GIVEN DATA:

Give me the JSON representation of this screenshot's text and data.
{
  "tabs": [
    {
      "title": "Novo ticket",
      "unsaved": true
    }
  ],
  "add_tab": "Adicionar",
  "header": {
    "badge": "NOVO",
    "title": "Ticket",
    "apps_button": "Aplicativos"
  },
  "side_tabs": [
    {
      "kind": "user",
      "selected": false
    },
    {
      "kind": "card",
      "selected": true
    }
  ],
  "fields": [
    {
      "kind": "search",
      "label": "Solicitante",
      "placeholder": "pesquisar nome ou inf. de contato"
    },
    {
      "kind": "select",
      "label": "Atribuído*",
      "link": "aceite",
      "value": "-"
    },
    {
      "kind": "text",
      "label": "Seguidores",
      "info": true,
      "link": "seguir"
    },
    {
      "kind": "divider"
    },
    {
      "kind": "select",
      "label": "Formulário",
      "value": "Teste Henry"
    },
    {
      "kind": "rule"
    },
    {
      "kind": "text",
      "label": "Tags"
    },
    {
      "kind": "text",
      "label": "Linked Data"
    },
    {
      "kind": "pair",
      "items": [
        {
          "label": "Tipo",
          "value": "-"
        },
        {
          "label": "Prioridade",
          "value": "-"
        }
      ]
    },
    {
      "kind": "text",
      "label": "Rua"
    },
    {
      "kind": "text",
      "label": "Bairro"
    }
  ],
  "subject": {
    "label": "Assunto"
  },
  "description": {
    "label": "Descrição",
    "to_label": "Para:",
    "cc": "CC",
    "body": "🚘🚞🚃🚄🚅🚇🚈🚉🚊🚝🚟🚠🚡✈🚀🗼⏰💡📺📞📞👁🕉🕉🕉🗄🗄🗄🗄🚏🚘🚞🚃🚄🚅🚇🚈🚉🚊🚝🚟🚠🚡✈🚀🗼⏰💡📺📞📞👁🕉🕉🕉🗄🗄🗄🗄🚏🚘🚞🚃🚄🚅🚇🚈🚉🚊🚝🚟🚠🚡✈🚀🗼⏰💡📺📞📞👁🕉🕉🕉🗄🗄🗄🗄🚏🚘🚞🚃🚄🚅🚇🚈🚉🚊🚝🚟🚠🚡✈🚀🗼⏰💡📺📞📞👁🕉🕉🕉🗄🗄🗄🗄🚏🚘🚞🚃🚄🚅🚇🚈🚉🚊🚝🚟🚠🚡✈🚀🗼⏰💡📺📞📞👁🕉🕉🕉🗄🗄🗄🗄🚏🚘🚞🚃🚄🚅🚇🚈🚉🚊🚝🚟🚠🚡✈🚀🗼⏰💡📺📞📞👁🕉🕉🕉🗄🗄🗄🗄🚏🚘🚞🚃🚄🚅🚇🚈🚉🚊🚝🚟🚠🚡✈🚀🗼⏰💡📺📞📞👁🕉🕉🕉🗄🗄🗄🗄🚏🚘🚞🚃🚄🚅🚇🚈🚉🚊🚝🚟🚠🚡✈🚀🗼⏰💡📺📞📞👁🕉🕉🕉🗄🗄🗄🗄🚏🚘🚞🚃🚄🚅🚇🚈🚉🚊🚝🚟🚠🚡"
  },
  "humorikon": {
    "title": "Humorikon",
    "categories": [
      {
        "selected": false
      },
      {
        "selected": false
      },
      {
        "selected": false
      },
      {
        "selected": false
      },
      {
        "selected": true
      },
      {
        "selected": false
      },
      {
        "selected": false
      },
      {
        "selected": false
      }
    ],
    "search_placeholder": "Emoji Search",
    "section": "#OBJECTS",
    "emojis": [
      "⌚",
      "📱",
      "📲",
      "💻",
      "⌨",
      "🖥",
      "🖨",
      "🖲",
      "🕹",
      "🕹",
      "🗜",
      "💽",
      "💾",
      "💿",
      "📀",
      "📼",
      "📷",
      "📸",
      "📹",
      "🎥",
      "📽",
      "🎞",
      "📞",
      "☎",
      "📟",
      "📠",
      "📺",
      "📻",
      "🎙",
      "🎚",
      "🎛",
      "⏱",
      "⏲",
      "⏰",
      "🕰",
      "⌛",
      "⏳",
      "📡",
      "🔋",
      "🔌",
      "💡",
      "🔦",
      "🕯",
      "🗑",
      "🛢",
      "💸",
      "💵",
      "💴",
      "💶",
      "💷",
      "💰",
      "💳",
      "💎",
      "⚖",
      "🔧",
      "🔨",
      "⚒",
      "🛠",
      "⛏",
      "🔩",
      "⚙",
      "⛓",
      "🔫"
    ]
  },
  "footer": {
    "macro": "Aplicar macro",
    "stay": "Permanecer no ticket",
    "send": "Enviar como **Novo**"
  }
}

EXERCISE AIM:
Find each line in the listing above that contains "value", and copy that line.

ANSWER TO THE EXERCISE:
      "value": "-"
      "value": "Teste Henry"
          "value": "-"
          "value": "-"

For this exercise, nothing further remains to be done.